No. 1: The reclining Buddha image, dating back to the Ayutthaya period, sits in front of the temple and is built of brick-and-mortar. The image was 42 meters long, 8 meters high, with lotus flowers supporting the Buddha's head. Fingers and feet were of the same length. The government repaired to the damaged parts in 1956 CE and plastered them in a yellowish colour. In the centre of the front, there is a masonry base for offerings, 1.39 meters long and 84.50 meters wide. Twenty-four octagonal brick pillars remained with a vihara covering the Buddha image. But after the vihara crumbled, there remained a large carved stone reclining Buddha in the Polonnaruwa style of Sri Lanka, dating back to the same era of the Sukhothai Kingdom (1238 - 1438 CE).

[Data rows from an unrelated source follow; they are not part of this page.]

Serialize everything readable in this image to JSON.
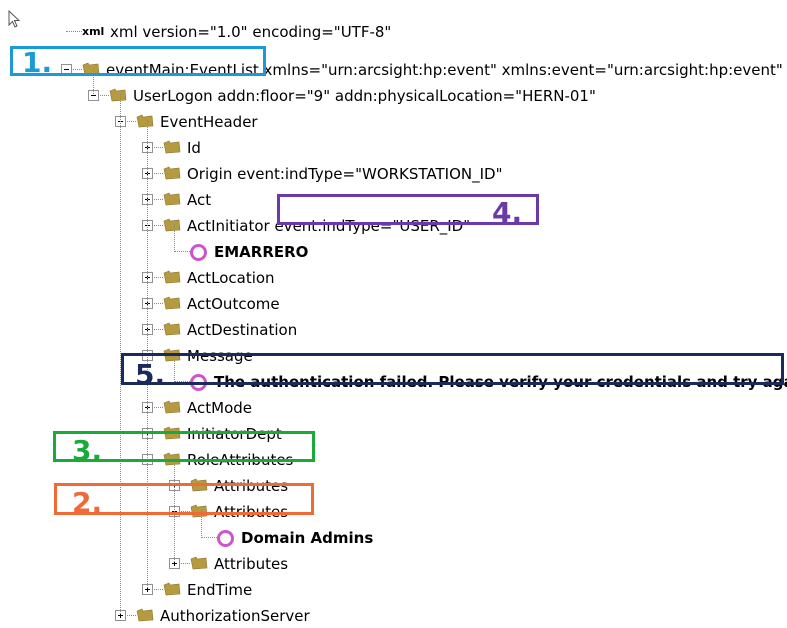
{
  "nodes": [
    {
      "label": "xml version=\"1.0\" encoding=\"UTF-8\"",
      "icon": "xml-declaration-icon",
      "expander": "none"
    },
    {
      "label": "eventMain:EventList xmlns=\"urn:arcsight:hp:event\"  xmlns:event=\"urn:arcsight:hp:event\"",
      "icon": "folder-icon",
      "expander": "minus"
    },
    {
      "label": "UserLogon addn:floor=\"9\"  addn:physicalLocation=\"HERN-01\"",
      "icon": "folder-icon",
      "expander": "minus"
    },
    {
      "label": "EventHeader",
      "icon": "folder-icon",
      "expander": "minus"
    },
    {
      "label": "Id",
      "icon": "folder-icon",
      "expander": "plus"
    },
    {
      "label": "Origin event:indType=\"WORKSTATION_ID\"",
      "icon": "folder-icon",
      "expander": "plus"
    },
    {
      "label": "Act",
      "icon": "folder-icon",
      "expander": "plus"
    },
    {
      "label": "ActInitiator event:indType=\"USER_ID\"",
      "icon": "folder-icon",
      "expander": "minus"
    },
    {
      "label": "EMARRERO",
      "icon": "text-node-icon",
      "expander": "none"
    },
    {
      "label": "ActLocation",
      "icon": "folder-icon",
      "expander": "plus"
    },
    {
      "label": "ActOutcome",
      "icon": "folder-icon",
      "expander": "plus"
    },
    {
      "label": "ActDestination",
      "icon": "folder-icon",
      "expander": "plus"
    },
    {
      "label": "Message",
      "icon": "folder-icon",
      "expander": "minus"
    },
    {
      "label": "The authentication failed. Please verify your credentials and try again.",
      "icon": "text-node-icon",
      "expander": "none"
    },
    {
      "label": "ActMode",
      "icon": "folder-icon",
      "expander": "plus"
    },
    {
      "label": "InitiatorDept",
      "icon": "folder-icon",
      "expander": "plus"
    },
    {
      "label": "RoleAttributes",
      "icon": "folder-icon",
      "expander": "minus"
    },
    {
      "label": "Attributes",
      "icon": "folder-icon",
      "expander": "plus"
    },
    {
      "label": "Attributes",
      "icon": "folder-icon",
      "expander": "minus"
    },
    {
      "label": "Domain Admins",
      "icon": "text-node-icon",
      "expander": "none"
    },
    {
      "label": "Attributes",
      "icon": "folder-icon",
      "expander": "plus"
    },
    {
      "label": "EndTime",
      "icon": "folder-icon",
      "expander": "plus"
    },
    {
      "label": "AuthorizationServer",
      "icon": "folder-icon",
      "expander": "plus"
    }
  ],
  "xml_icon_text": "xml",
  "annotations": [
    {
      "number": "1.",
      "color": "#1a9bd7"
    },
    {
      "number": "2.",
      "color": "#f06a35"
    },
    {
      "number": "3.",
      "color": "#1aaa3a"
    },
    {
      "number": "4.",
      "color": "#6a3aa8"
    },
    {
      "number": "5.",
      "color": "#1a2a5a"
    }
  ],
  "colors": {
    "folder": "#b59a3f",
    "text_node_ring": "#cc55cc",
    "tree_lines": "#8a8a8a"
  }
}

No. 2: The outer brick wall is gone, but its foundations remain. The wall had a length of 120.90 meters and a width of 71.10 meters.

No. 3: Only the foundation of the gallery remains. The gallery was 67.50 meters long and 6.30 meters wide.

No. 4: A angulated chedi built in brick and plastered, located on the four corners of the Ubosot. The chedis had a circumference of 7.20 m and a height of 6 m.

No. 5: Bai Sema or boundary stones made of slate, all broken and damaged.

No. 6: The ordination hall is 33 meters long and 14.70 meters wide. Only the foundations are left. A porch protrudes in the front and back.

No. 7: The main prang stood behind the ordination hall and consisted of bricks and cement. The Khmer stupa is about 30 meters high but is damaged and leaned slightly to the north. The hall is 14.10 meters long and 11.40 metres wide.

No. 8: A vihara located on the north side of the main vihara with a length of 36.30 meters and a width of 14.50 metres. Only the foundations of the building are left.

No. 9: The main vihara standing in the middle is 49.50 meters long and 20.10 meters wide. Only the foundations of the building and the base of the main Buddha image are left.

No. 10: A vihara located on the south side of the main vihara with a length of 35.40 metres and a width of 13.20 metres. Only the foundations of the building are left, and the Buddha image is damaged.

No. 11: A damaged rectangular chedi situated slightly away from the outer wall. It is a square pagoda standing in a row of 3 chedis with a circumference of 8.70 meters.

No. 12: A damaged large chedi built with brick-and-mortar and situated south of the three small chedis.

No. 13: A damaged chedi situated northwest of the reclining Buddha image is 3.30 meters wide.

No. 14: Slightly damaged brick-and-mortar bell tower in Ayutthaya style about 15 meters away from the reclining Buddha image. No bell present. To the south was a Thai commemoration inscription on a marble stone dedicated to "Luang Bannakorn Ratchataphan" (Tian Unananon),” the Director of the Liquor Factory.